======== Source records
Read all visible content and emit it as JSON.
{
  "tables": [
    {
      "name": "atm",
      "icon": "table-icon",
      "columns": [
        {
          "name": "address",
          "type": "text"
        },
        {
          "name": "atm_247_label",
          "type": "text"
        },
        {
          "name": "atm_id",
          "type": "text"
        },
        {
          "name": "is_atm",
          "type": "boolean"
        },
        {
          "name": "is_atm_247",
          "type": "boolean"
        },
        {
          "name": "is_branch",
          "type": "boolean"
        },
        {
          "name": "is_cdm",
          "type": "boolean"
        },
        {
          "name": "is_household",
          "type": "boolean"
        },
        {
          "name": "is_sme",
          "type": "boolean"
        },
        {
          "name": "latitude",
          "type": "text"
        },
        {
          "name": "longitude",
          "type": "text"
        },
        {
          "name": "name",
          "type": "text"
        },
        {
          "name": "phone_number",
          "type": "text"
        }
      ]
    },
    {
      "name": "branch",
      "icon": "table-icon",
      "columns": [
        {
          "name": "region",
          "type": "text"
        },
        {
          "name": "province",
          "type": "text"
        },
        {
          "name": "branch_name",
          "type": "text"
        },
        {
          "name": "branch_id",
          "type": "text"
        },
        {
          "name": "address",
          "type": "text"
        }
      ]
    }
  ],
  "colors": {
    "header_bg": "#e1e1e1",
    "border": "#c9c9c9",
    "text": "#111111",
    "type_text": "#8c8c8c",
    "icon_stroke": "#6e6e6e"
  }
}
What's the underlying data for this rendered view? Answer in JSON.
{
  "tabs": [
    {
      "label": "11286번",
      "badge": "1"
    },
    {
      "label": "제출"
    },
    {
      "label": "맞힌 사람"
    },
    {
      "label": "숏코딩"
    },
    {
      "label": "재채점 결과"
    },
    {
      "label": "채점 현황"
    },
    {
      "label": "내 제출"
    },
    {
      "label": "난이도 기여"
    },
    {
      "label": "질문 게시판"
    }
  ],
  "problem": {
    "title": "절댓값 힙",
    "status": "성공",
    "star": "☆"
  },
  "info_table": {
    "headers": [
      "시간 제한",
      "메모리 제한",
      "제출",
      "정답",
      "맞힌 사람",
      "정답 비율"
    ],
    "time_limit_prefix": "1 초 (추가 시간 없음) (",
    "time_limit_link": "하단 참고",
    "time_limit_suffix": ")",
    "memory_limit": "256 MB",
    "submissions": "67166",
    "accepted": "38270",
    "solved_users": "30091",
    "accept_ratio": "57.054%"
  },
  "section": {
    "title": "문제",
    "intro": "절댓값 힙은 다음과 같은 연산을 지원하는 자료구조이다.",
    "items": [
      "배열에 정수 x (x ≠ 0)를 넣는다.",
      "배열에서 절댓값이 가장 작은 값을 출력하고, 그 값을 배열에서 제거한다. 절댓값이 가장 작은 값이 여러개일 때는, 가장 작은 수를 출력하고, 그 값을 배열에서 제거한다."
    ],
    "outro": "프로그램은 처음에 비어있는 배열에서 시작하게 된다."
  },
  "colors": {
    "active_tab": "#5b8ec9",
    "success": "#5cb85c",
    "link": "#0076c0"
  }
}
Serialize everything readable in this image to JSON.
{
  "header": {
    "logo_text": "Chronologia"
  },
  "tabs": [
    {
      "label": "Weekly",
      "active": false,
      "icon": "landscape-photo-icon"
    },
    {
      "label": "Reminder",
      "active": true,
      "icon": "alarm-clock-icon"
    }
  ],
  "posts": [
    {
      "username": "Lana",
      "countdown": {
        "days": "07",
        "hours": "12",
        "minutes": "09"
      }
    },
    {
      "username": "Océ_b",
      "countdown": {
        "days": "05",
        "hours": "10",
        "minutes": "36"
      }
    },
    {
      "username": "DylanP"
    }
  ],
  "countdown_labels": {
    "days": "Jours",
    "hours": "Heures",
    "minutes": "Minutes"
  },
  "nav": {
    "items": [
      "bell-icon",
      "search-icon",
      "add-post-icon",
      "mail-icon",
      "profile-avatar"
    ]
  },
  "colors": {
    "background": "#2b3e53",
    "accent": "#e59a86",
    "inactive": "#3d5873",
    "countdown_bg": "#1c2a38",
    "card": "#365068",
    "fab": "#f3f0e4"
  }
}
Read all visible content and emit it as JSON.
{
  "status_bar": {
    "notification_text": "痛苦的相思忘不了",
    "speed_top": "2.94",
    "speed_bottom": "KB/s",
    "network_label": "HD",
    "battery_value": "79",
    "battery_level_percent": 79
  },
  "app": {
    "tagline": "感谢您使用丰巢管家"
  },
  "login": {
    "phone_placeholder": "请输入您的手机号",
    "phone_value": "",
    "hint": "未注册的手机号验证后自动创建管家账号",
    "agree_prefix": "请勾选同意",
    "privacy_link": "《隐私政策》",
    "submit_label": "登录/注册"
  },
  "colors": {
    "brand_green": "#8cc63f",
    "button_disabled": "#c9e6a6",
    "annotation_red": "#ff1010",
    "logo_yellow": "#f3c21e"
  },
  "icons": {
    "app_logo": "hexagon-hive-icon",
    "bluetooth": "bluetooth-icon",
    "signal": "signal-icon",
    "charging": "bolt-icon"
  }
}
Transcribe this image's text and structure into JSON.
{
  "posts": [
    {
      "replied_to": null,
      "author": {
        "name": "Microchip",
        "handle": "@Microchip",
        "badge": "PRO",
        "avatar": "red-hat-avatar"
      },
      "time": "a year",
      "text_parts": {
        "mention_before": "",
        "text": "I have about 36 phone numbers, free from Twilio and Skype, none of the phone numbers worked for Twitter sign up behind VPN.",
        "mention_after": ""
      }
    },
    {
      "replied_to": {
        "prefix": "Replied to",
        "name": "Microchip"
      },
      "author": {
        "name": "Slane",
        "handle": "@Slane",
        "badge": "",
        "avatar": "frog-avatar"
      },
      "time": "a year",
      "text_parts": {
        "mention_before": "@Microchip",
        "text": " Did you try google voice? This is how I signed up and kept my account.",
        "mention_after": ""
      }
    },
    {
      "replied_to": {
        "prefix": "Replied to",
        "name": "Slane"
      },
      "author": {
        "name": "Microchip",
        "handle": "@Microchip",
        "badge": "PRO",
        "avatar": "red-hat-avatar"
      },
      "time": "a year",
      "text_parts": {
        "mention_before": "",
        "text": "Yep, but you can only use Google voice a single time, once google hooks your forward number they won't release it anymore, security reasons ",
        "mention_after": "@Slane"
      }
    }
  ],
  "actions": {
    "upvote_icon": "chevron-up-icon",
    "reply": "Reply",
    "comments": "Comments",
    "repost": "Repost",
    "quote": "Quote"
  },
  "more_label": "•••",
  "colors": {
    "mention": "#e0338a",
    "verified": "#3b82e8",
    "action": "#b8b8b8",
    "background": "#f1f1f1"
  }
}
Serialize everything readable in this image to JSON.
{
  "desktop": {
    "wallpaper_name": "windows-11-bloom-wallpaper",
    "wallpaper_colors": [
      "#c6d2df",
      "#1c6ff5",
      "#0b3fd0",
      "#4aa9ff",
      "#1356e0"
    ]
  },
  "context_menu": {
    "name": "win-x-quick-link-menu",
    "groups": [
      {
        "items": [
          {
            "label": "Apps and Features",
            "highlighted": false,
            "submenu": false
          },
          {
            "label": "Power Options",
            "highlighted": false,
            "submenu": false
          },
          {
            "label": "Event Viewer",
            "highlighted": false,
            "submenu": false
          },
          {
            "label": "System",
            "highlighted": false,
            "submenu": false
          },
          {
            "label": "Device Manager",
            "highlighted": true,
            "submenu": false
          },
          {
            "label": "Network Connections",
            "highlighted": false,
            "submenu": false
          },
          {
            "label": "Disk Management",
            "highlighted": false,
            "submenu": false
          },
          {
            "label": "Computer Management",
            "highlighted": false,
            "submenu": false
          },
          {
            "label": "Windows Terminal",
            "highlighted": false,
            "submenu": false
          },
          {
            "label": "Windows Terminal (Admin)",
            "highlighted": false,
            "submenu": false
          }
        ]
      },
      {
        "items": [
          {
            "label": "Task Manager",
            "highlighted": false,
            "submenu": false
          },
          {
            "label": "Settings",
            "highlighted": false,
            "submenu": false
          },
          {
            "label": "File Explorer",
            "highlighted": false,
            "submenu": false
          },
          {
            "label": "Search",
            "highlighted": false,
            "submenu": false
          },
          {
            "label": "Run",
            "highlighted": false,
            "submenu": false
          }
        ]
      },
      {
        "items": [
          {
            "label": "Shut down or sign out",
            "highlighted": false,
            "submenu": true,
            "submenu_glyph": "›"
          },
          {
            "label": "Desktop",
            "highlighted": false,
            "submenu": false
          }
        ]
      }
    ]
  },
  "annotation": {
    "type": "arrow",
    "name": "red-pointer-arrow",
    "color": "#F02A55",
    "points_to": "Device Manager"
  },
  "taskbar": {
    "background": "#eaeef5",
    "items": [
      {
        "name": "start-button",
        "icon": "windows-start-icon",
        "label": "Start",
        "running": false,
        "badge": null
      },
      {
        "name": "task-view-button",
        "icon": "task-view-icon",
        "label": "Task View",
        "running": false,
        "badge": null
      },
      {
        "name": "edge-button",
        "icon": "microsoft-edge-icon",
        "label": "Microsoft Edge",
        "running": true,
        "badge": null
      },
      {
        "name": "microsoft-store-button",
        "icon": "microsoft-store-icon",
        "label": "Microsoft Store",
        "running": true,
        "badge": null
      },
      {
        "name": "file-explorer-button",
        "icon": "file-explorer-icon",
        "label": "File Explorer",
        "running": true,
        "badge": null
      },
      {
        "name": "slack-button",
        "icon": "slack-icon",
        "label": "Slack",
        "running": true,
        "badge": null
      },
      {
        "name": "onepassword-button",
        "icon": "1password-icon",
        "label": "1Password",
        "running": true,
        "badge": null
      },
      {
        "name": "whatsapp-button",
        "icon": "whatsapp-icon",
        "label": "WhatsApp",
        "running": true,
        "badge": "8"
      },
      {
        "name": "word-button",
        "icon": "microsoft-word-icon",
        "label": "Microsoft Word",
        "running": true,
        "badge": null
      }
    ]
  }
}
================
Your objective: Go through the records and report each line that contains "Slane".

Problem solution:
        "name": "Slane",
        "handle": "@Slane",
        "name": "Slane"
        "mention_after": "@Slane"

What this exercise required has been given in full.